A Poem by Bob Woodroofe


You could only just edge round the door,
lose yourself in the maze,
the accumulation of ages piled head high,
with narrow corridors between.

Wreaths of blue smoke hung
under the anglepoise lamp
that hovered over the workbench.
In its shaft of light they wafted
with the cough that punched
a hole through the haze.

He was hunched over the workbench
engrossed in his latest creation,
I call it that, creation, because
they weren’t conventional
but they always did the job.

From pieces of metal, wood, plastic
he would fashion whatever was required.
No drawing, he just created it.

In his warren he knew where everything was,
could lay his hands on it, given time for thought.
All those things that lay undisturbed for years
after they disappeared into the maw of his cave
with the words “ Don’t throw that away,
it’ll come in useful sometime”.

The room is empty now, bare boards
rise up, freed from the weight they carried,
contents spread around families,
passed on to future generations.

In front of where the workbench used to be
there is a worn patch on the floorboards
and somewhere hanging in the air
a hint of woodbine.

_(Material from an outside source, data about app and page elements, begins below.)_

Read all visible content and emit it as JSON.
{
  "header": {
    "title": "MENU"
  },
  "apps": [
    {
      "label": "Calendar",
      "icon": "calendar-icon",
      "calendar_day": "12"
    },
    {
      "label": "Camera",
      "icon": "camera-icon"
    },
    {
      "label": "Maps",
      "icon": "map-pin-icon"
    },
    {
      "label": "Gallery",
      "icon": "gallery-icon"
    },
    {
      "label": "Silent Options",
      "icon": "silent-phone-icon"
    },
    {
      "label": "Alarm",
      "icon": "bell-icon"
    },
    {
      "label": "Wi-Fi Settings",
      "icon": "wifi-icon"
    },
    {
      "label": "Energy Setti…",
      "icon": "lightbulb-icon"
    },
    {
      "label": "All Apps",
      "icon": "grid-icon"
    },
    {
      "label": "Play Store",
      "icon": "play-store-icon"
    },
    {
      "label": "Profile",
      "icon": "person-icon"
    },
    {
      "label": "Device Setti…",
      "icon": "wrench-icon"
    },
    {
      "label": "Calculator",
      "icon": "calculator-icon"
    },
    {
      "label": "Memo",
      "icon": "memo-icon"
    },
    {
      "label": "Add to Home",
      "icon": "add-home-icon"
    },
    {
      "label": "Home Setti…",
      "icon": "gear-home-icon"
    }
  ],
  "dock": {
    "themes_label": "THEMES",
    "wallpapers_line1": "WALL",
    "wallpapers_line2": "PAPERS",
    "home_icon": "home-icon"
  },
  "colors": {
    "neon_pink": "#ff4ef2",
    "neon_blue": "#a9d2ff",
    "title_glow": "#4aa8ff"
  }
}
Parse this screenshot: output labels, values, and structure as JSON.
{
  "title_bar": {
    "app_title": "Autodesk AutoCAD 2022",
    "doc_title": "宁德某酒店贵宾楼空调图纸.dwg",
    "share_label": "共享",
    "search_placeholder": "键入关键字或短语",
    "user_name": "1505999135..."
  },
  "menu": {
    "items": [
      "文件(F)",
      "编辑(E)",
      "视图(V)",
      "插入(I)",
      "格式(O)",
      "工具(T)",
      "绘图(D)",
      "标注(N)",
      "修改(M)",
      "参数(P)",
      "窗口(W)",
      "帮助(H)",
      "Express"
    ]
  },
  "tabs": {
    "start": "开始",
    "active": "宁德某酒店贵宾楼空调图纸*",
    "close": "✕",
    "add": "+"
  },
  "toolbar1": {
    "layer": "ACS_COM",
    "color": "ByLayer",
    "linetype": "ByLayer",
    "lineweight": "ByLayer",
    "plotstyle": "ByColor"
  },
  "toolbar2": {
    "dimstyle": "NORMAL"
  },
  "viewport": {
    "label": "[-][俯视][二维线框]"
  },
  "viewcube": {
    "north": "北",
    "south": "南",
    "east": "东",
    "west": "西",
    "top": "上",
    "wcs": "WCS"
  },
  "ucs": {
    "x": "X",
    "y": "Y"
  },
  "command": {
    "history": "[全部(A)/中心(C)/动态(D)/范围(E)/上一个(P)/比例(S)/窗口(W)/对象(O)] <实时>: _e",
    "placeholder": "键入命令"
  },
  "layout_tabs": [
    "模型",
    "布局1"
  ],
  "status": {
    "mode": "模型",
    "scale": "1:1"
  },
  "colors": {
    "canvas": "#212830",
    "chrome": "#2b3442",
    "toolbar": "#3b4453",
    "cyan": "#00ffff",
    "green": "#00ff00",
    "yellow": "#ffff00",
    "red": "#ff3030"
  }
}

Born and bred and still living in the Vale of Evesham Bob is scientifically trained and has worked in the engineering, computing and environmental fields. His poems have appeared in many poetry magazines and are performed at various local venues. He is self-published by the Greenwood Press. Inspired by the natural world, the landscape and its ancient mysteries he is intrigued by the crossover between art and science and attempts to bring the magic of nature and its restorative and healing qualities to a wider audience. For further details please go to http://www.greenwoodpress.co.uk